[Component data from apps and pages]
[Start of Attachment]

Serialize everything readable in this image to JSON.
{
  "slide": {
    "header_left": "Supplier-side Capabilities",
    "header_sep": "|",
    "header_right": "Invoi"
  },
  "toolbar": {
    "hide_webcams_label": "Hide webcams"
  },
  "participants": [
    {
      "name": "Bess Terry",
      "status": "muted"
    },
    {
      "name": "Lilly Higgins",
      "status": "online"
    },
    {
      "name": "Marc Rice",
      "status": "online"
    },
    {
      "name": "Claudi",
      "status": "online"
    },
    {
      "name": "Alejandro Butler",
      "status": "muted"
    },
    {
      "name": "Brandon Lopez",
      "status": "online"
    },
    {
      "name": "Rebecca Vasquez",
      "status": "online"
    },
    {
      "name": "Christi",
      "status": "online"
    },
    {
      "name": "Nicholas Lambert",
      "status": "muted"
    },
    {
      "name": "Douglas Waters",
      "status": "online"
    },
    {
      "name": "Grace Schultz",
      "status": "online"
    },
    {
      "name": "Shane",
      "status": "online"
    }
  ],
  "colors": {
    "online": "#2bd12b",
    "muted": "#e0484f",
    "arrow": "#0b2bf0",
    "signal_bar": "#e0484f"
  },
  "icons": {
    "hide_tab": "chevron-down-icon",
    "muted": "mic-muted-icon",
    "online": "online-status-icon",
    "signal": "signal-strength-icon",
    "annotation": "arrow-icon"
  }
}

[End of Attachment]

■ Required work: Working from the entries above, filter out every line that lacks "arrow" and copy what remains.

■ Output:
    "arrow": "#0b2bf0",
    "annotation": "arrow-icon"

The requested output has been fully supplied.